Unfolding Violence And Escalating Terror Attacks Worldwide
Terror attacks have always been prevalent in society, but if recent news is to be believed, there seems to be an escalation in attacks around the globe. One may argue that the nature of modern media and communication simply casts a bigger spotlight on such actions, but even if this were true, there’s no denying that humans around the globe are facing the threat of violence from groups with distinct political and religious agendas; agendas which require their followers to harm and destroy those individuals, cultures and races opposing their ideologies.
What’s happening in the world?
One truly needs to live under a rock not to have caught wind of terror attacks in recent months and years. Ironically it the same globalisation permitting us to receive communication and alerts in real-time which may be partially to blame for the escalation in terror attacks. For as such global integration and inter-communication benefits society as a whole, so it also aids integration, communication and diffusion of individuals and groups who mean to harm others.
Thus far, there have been more than 925 terror attacks worldwide in 2017 with more than 5456 fatalities linked to these incidents – and with attacks carried out worldwide every day, that number would undoubtedly grow significantly before the clock hits twelve on December 31st.
The stories that reach our televisions and social media feeds may paint the picture that terror attacks are most prevalent in Western society and aimed at European and US nationals, but such a picture would be fundamentally flawed. The bulk of terror attacks to date have been perpetrated by Islamic State, the Taliban and Boko Haram, with Al Shabaab, Al-Qaeda, PKK and other lesser-known groups claiming responsibility for the remainder.
These attacks are also mostly concentrated in the regions within which terror groups operate normally – mostly in the Middle East, Northern Africa and Eastern Europe. In fact, some analysts believe that the widespread media attention and reporting on attacks in the western world simply adds fuel to the fire of terrorist agendas.

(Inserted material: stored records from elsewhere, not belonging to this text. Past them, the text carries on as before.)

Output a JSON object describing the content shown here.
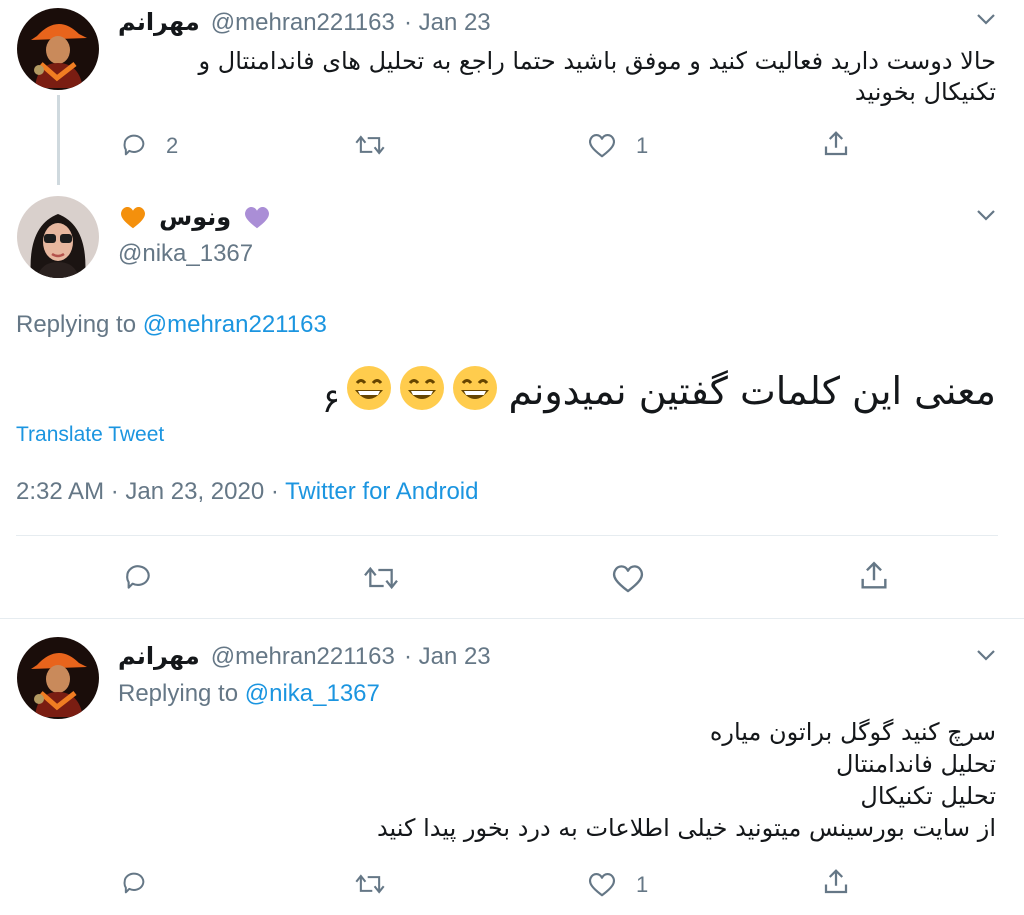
{
  "tweet1": {
    "name": "مهرانم",
    "handle": "@mehran221163",
    "date": "· Jan 23",
    "lines": [
      "حالا دوست دارید فعالیت کنید و موفق باشید حتما راجع به تحلیل های فاندامنتال و",
      "تکنیکال بخونید"
    ],
    "reply_count": "2",
    "like_count": "1"
  },
  "tweet2": {
    "name": "ونوس",
    "handle": "@nika_1367",
    "replying_prefix": "Replying to ",
    "replying_to": "@mehran221163",
    "text": "معنی این کلمات گفتین نمیدونم",
    "trailing": "۶",
    "translate": "Translate Tweet",
    "time": "2:32 AM · Jan 23, 2020 · ",
    "source": "Twitter for Android"
  },
  "tweet3": {
    "name": "مهرانم",
    "handle": "@mehran221163",
    "date": "· Jan 23",
    "replying_prefix": "Replying to ",
    "replying_to": "@nika_1367",
    "lines": [
      "سرچ کنید گوگل براتون میاره",
      "تحلیل فاندامنتال",
      "تحلیل تکنیکال",
      "از سایت بورسینس میتونید خیلی اطلاعات به درد بخور پیدا کنید"
    ],
    "like_count": "1"
  },
  "icons": [
    "chevron-down-icon",
    "reply-icon",
    "retweet-icon",
    "like-icon",
    "share-icon",
    "heart-emoji-orange",
    "heart-emoji-purple",
    "grinning-emoji"
  ],
  "colors": {
    "link": "#1b95e0",
    "muted": "#657786",
    "text": "#14171a",
    "divider": "#e6ecf0",
    "emoji_face": "#ffcc4d"
  }
}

The reasoning for this assertion is that although those opposed to the terrorism view the discourse in such reportage as defamatory to the terrorist groups in question – their own supporters and leaders believe the media attention to affirm their causes and spurn them on to do even more harm.
Where to travel and where not to travel?
Of course, we can debate the motives of terror groups all we want – the implication is however that we need to be aware and vigilant when travelling or relocating. The question on everyone’s minds seems to be what we can do to avoid getting caught in the crossfire. Though there is no way to be 100% sure of one’s safety at any time, we’ll give you an overview of the terror warnings issued by governments around the globe:
Areas which are safest for travel
According to the UK’s Foreign Office, the following regions are ranked lowest for risk of terror attacks:
- The Czech Republic
Areas most likely to receive terror attacks
The Office placed 48 countries in its high-risk profile:
- Burkina Faso
- Burma (Myanmar)
- Ivory Coast
- Palestinian territories
- Saudi Arabia
- Somaliland (autonomous region of Somalia)
- United States
- Western Sahara
Further international unrest
Following North Korea’s missile launch over Japan in August, there is further concern over attacks and conflict of a grander scale. The greatest problem in establishing the level and risk involved with countries such as North Korea is undoubtedly the secrecy behind which the country operates.
Established in 1945 after the end of the Second World War and independence from Japan, the country has had a rather controversial history. A mere three years after its establishment the country fragmented into decided northern and southern fronts leading to the Korean war from 1950 to 1953.
The communist country had been ruled by three leaders of the Kim succession from Kim II-sung to Kim Jong-Il and most lately Kim Jong-un. In 2002, following years of squabbling, the US had officially included North Korea in the “axis of evil” – officially labelling the nation a terror threat.
As with the publicity involving terror attacks, some factions believe the US labelling of North Korea as an undeniable terror threat to have inadvertently fuelled the country’s fire against its perceived enemies.
Regardless, it should be noted that the latest missile launch is nothing new when it comes to the east-west and north-south standoff. North Korea’s missile tests and threats have been flying through the air for decades now – ever since the start of its missile development program in the late 70s. The first blatant disregard for its moratorium on missile tests was the firing of a short-range missile into the Sea of Japan in 2005, followed by further missile tests in 2006 and 2009, as well as several satellite launches from 2009 to 2012.
The country fired additional missiles in 2013, 2014, 2015, several in 2016 and several more in 2017. The country’s trigger-happy approach to ballistics testing and threats has not won them any favours with foreign countries, and has even seen their ally, China, give them a mild rebuke. It should be noted, however, that their neighbour is prone to its own missile testing, though these tests are usually not linked to verbal authoritarian threats as is the case with North Korea.
If you take an objective view of worldwide conflict, you will also hear discourse to the effect that the US is by far the most threatening nation. International views on the matter are rather conflicting.
What IS of importance is the fact that nations, military groups and organisations worldwide seem to be sizing each other up. Whether this be just another playground brawl to establish each individual’s place or a real threat to democracy and free movement remains to be seen. All we can say is watch the news, stay alert and stay alive.